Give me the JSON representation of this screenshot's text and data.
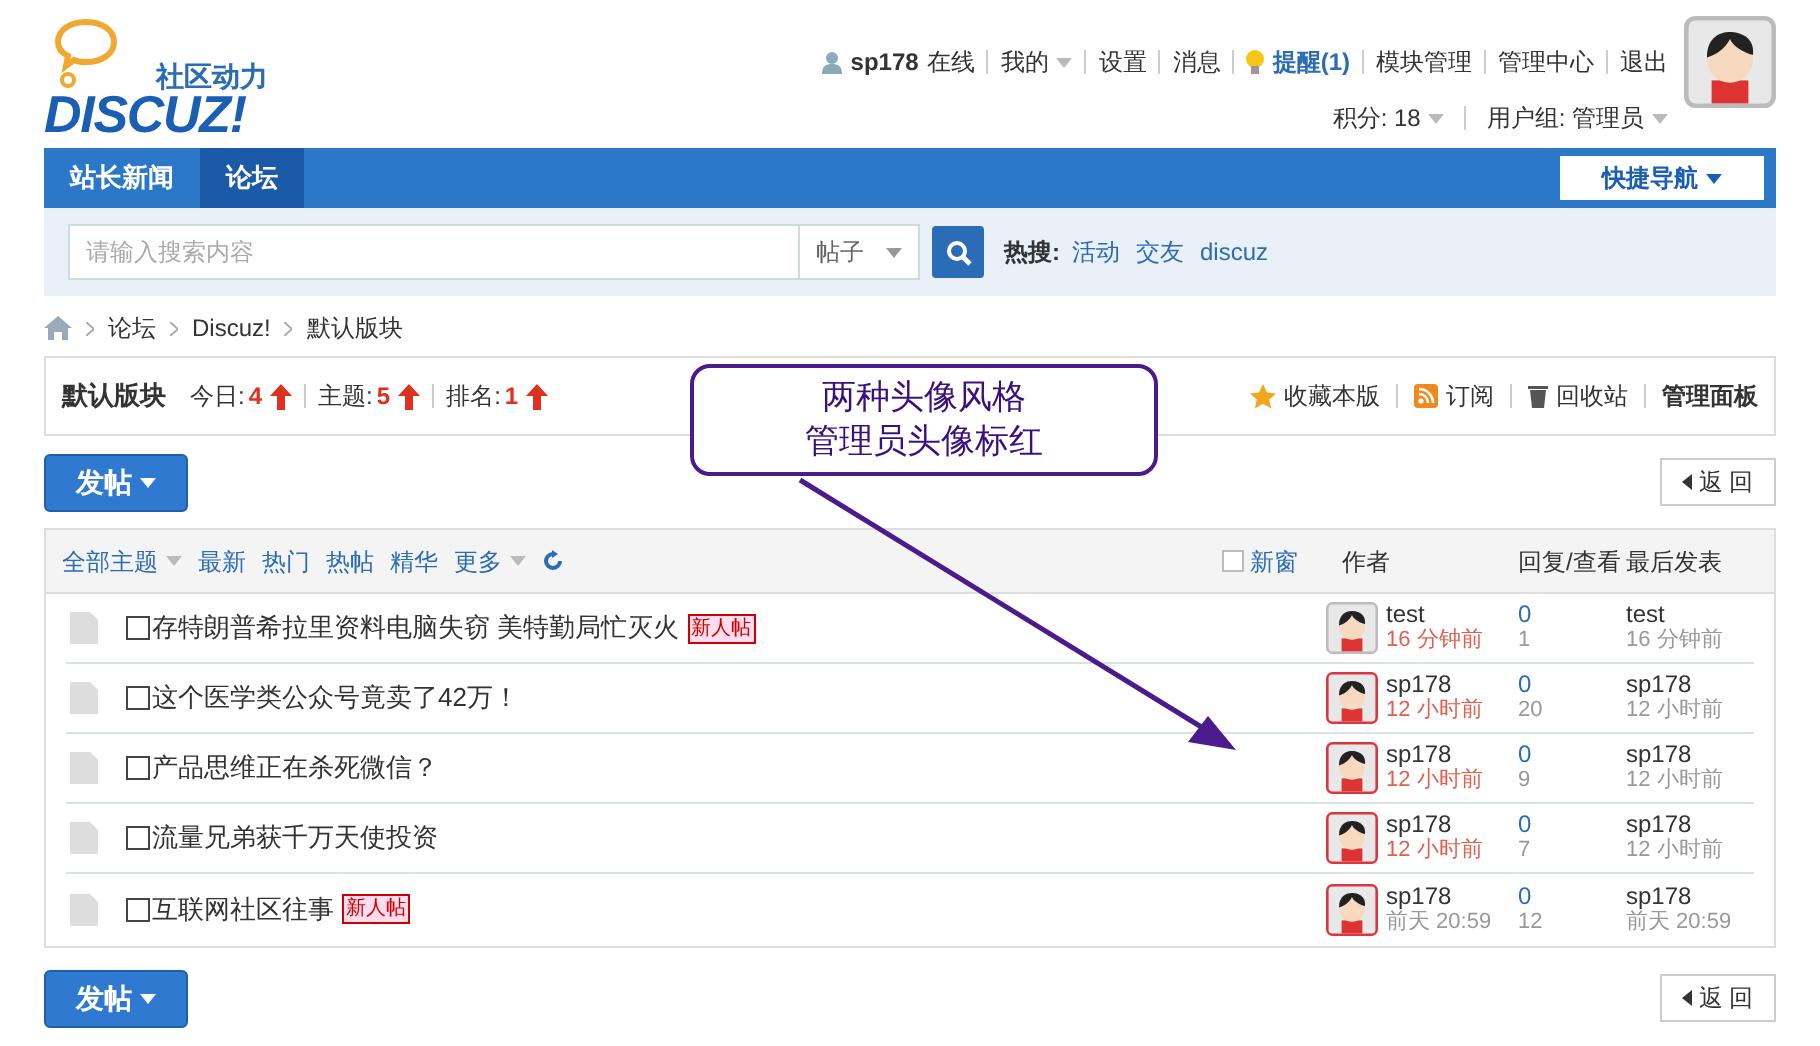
{
  "logo": {
    "tagline": "社区动力",
    "wordmark": "DISCUZ!"
  },
  "user_bar": {
    "username": "sp178",
    "status": "在线",
    "links": [
      {
        "label": "我的",
        "dropdown": true
      },
      {
        "label": "设置",
        "dropdown": false
      },
      {
        "label": "消息",
        "dropdown": false
      },
      {
        "label": "提醒(1)",
        "dropdown": false,
        "kind": "alert"
      },
      {
        "label": "模块管理",
        "dropdown": false
      },
      {
        "label": "管理中心",
        "dropdown": false
      },
      {
        "label": "退出",
        "dropdown": false
      }
    ],
    "points": "积分: 18",
    "group": "用户组: 管理员"
  },
  "nav": {
    "items": [
      {
        "label": "站长新闻",
        "selected": false
      },
      {
        "label": "论坛",
        "selected": true
      }
    ],
    "quick_nav": "快捷导航"
  },
  "search": {
    "placeholder": "请输入搜索内容",
    "scope": "帖子",
    "hot_label": "热搜:",
    "hot": [
      "活动",
      "交友",
      "discuz"
    ]
  },
  "breadcrumb": [
    "论坛",
    "Discuz!",
    "默认版块"
  ],
  "forum": {
    "name": "默认版块",
    "stats": [
      {
        "label": "今日:",
        "value": "4"
      },
      {
        "label": "主题:",
        "value": "5"
      },
      {
        "label": "排名:",
        "value": "1"
      }
    ],
    "actions": [
      {
        "label": "收藏本版",
        "kind": "star"
      },
      {
        "label": "订阅",
        "kind": "rss"
      },
      {
        "label": "回收站",
        "kind": "trash"
      },
      {
        "label": "管理面板",
        "kind": "bold"
      }
    ]
  },
  "top_bar": {
    "post_button": "发帖",
    "back_button": "返 回"
  },
  "bottom_bar": {
    "post_button": "发帖",
    "back_button": "返 回"
  },
  "filters": [
    {
      "label": "全部主题",
      "dropdown": true
    },
    {
      "label": "最新",
      "dropdown": false
    },
    {
      "label": "热门",
      "dropdown": false
    },
    {
      "label": "热帖",
      "dropdown": false
    },
    {
      "label": "精华",
      "dropdown": false
    },
    {
      "label": "更多",
      "dropdown": true
    }
  ],
  "new_window": {
    "label": "新窗",
    "checked": false
  },
  "columns": [
    "作者",
    "回复/查看",
    "最后发表"
  ],
  "threads": [
    {
      "title": "存特朗普希拉里资料电脑失窃 美特勤局忙灭火",
      "badge": "新人帖",
      "author": "test",
      "admin": false,
      "time": "16 分钟前",
      "recent": true,
      "replies": "0",
      "views": "1",
      "last_user": "test",
      "last_time": "16 分钟前"
    },
    {
      "title": "这个医学类公众号竟卖了42万！",
      "author": "sp178",
      "admin": true,
      "time": "12 小时前",
      "recent": true,
      "replies": "0",
      "views": "20",
      "last_user": "sp178",
      "last_time": "12 小时前"
    },
    {
      "title": "产品思维正在杀死微信？",
      "author": "sp178",
      "admin": true,
      "time": "12 小时前",
      "recent": true,
      "replies": "0",
      "views": "9",
      "last_user": "sp178",
      "last_time": "12 小时前"
    },
    {
      "title": "流量兄弟获千万天使投资",
      "author": "sp178",
      "admin": true,
      "time": "12 小时前",
      "recent": true,
      "replies": "0",
      "views": "7",
      "last_user": "sp178",
      "last_time": "12 小时前"
    },
    {
      "title": "互联网社区往事",
      "badge": "新人帖",
      "author": "sp178",
      "admin": true,
      "time": "前天 20:59",
      "recent": false,
      "replies": "0",
      "views": "12",
      "last_user": "sp178",
      "last_time": "前天 20:59"
    }
  ],
  "callout": {
    "lines": [
      "两种头像风格",
      "管理员头像标红"
    ]
  }
}
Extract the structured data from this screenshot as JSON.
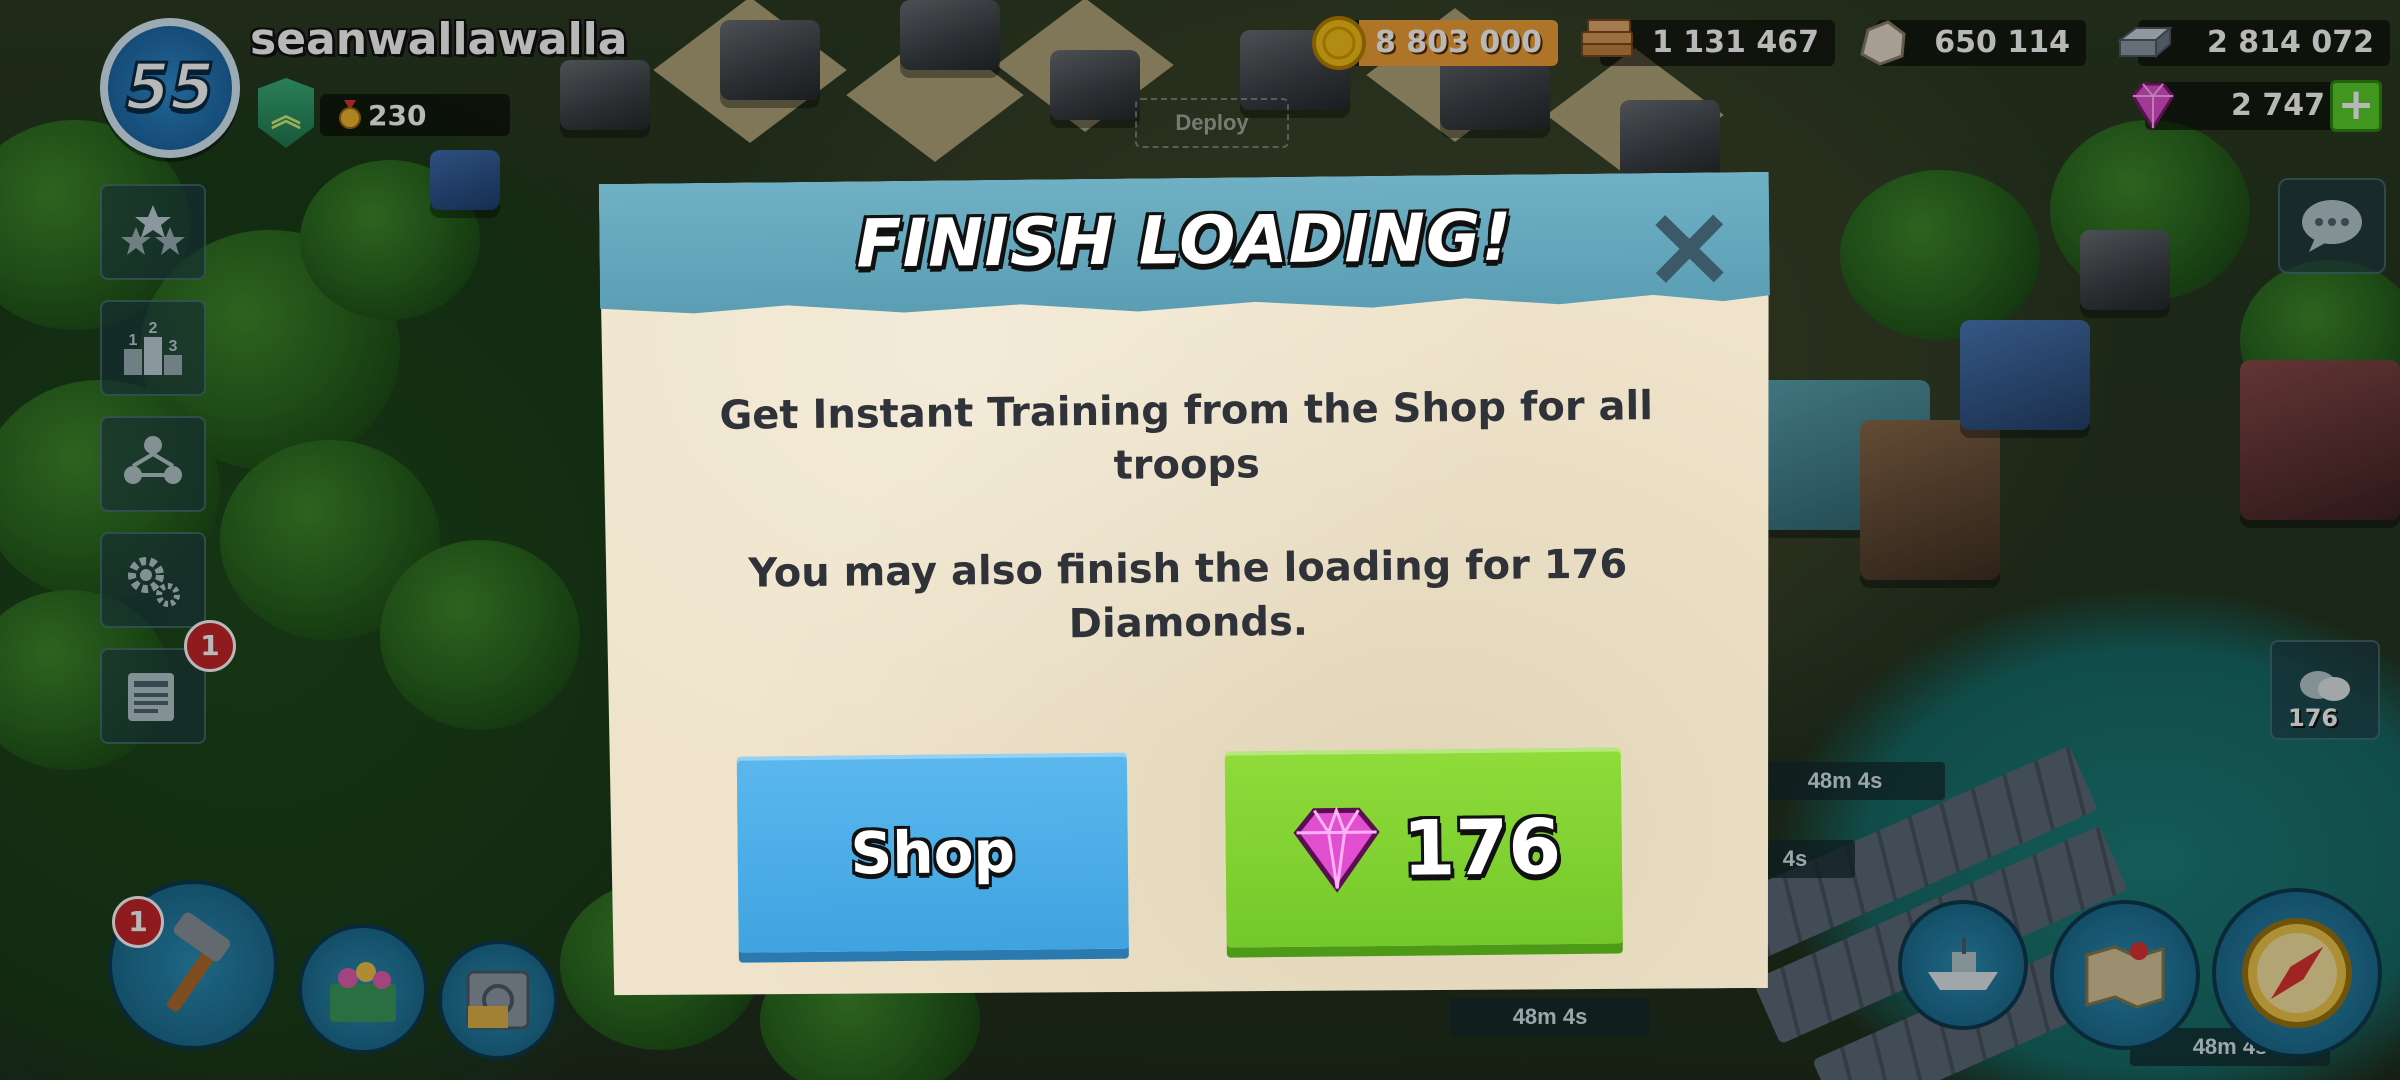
{
  "player": {
    "name": "seanwallawalla",
    "level": "55",
    "medals": "230"
  },
  "resources": {
    "gold": "8 803 000",
    "wood": "1 131 467",
    "stone": "650 114",
    "iron": "2 814 072",
    "diamonds": "2 747"
  },
  "world": {
    "deploy_label": "Deploy",
    "timers": [
      "48m 4s",
      "4s",
      "48m 4s",
      "48m 4s"
    ],
    "boat_count": "176"
  },
  "sidebar": {
    "reports_badge": "1",
    "builder_badge": "1"
  },
  "dialog": {
    "title": "FINISH LOADING!",
    "message_1": "Get Instant Training from the Shop for all troops",
    "message_2": "You may also finish the loading for 176 Diamonds.",
    "shop_label": "Shop",
    "diamond_cost": "176"
  },
  "colors": {
    "header_blue": "#5a9db3",
    "shop_blue": "#3fa3e0",
    "gem_green": "#74c82a",
    "gold": "#f1a136",
    "diamond_pink": "#e14fd0"
  }
}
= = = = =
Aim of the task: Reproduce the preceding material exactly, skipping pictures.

Response to this exercise:
Give me the JSON representation of this screenshot's text and data.
{
  "logo": {
    "tagline": "社区动力",
    "wordmark": "DISCUZ!"
  },
  "user_bar": {
    "username": "sp178",
    "status": "在线",
    "links": [
      {
        "label": "我的",
        "dropdown": true
      },
      {
        "label": "设置",
        "dropdown": false
      },
      {
        "label": "消息",
        "dropdown": false
      },
      {
        "label": "提醒(1)",
        "dropdown": false,
        "kind": "alert"
      },
      {
        "label": "模块管理",
        "dropdown": false
      },
      {
        "label": "管理中心",
        "dropdown": false
      },
      {
        "label": "退出",
        "dropdown": false
      }
    ],
    "points": "积分: 18",
    "group": "用户组: 管理员"
  },
  "nav": {
    "items": [
      {
        "label": "站长新闻",
        "selected": false
      },
      {
        "label": "论坛",
        "selected": true
      }
    ],
    "quick_nav": "快捷导航"
  },
  "search": {
    "placeholder": "请输入搜索内容",
    "scope": "帖子",
    "hot_label": "热搜:",
    "hot": [
      "活动",
      "交友",
      "discuz"
    ]
  },
  "breadcrumb": [
    "论坛",
    "Discuz!",
    "默认版块"
  ],
  "forum": {
    "name": "默认版块",
    "stats": [
      {
        "label": "今日:",
        "value": "4"
      },
      {
        "label": "主题:",
        "value": "5"
      },
      {
        "label": "排名:",
        "value": "1"
      }
    ],
    "actions": [
      {
        "label": "收藏本版",
        "kind": "star"
      },
      {
        "label": "订阅",
        "kind": "rss"
      },
      {
        "label": "回收站",
        "kind": "trash"
      },
      {
        "label": "管理面板",
        "kind": "bold"
      }
    ]
  },
  "top_bar": {
    "post_button": "发帖",
    "back_button": "返 回"
  },
  "bottom_bar": {
    "post_button": "发帖",
    "back_button": "返 回"
  },
  "filters": [
    {
      "label": "全部主题",
      "dropdown": true
    },
    {
      "label": "最新",
      "dropdown": false
    },
    {
      "label": "热门",
      "dropdown": false
    },
    {
      "label": "热帖",
      "dropdown": false
    },
    {
      "label": "精华",
      "dropdown": false
    },
    {
      "label": "更多",
      "dropdown": true
    }
  ],
  "new_window": {
    "label": "新窗",
    "checked": false
  },
  "columns": [
    "作者",
    "回复/查看",
    "最后发表"
  ],
  "threads": [
    {
      "title": "存特朗普希拉里资料电脑失窃 美特勤局忙灭火",
      "badge": "新人帖",
      "author": "test",
      "admin": false,
      "time": "16 分钟前",
      "recent": true,
      "replies": "0",
      "views": "1",
      "last_user": "test",
      "last_time": "16 分钟前"
    },
    {
      "title": "这个医学类公众号竟卖了42万！",
      "author": "sp178",
      "admin": true,
      "time": "12 小时前",
      "recent": true,
      "replies": "0",
      "views": "20",
      "last_user": "sp178",
      "last_time": "12 小时前"
    },
    {
      "title": "产品思维正在杀死微信？",
      "author": "sp178",
      "admin": true,
      "time": "12 小时前",
      "recent": true,
      "replies": "0",
      "views": "9",
      "last_user": "sp178",
      "last_time": "12 小时前"
    },
    {
      "title": "流量兄弟获千万天使投资",
      "author": "sp178",
      "admin": true,
      "time": "12 小时前",
      "recent": true,
      "replies": "0",
      "views": "7",
      "last_user": "sp178",
      "last_time": "12 小时前"
    },
    {
      "title": "互联网社区往事",
      "badge": "新人帖",
      "author": "sp178",
      "admin": true,
      "time": "前天 20:59",
      "recent": false,
      "replies": "0",
      "views": "12",
      "last_user": "sp178",
      "last_time": "前天 20:59"
    }
  ],
  "callout": {
    "lines": [
      "两种头像风格",
      "管理员头像标红"
    ]
  }
}
Extract the structured data from this screenshot as JSON.
{
  "player": {
    "name": "seanwallawalla",
    "level": "55",
    "medals": "230"
  },
  "resources": {
    "gold": "8 803 000",
    "wood": "1 131 467",
    "stone": "650 114",
    "iron": "2 814 072",
    "diamonds": "2 747"
  },
  "world": {
    "deploy_label": "Deploy",
    "timers": [
      "48m 4s",
      "4s",
      "48m 4s",
      "48m 4s"
    ],
    "boat_count": "176"
  },
  "sidebar": {
    "reports_badge": "1",
    "builder_badge": "1"
  },
  "dialog": {
    "title": "FINISH LOADING!",
    "message_1": "Get Instant Training from the Shop for all troops",
    "message_2": "You may also finish the loading for 176 Diamonds.",
    "shop_label": "Shop",
    "diamond_cost": "176"
  },
  "colors": {
    "header_blue": "#5a9db3",
    "shop_blue": "#3fa3e0",
    "gem_green": "#74c82a",
    "gold": "#f1a136",
    "diamond_pink": "#e14fd0"
  }
}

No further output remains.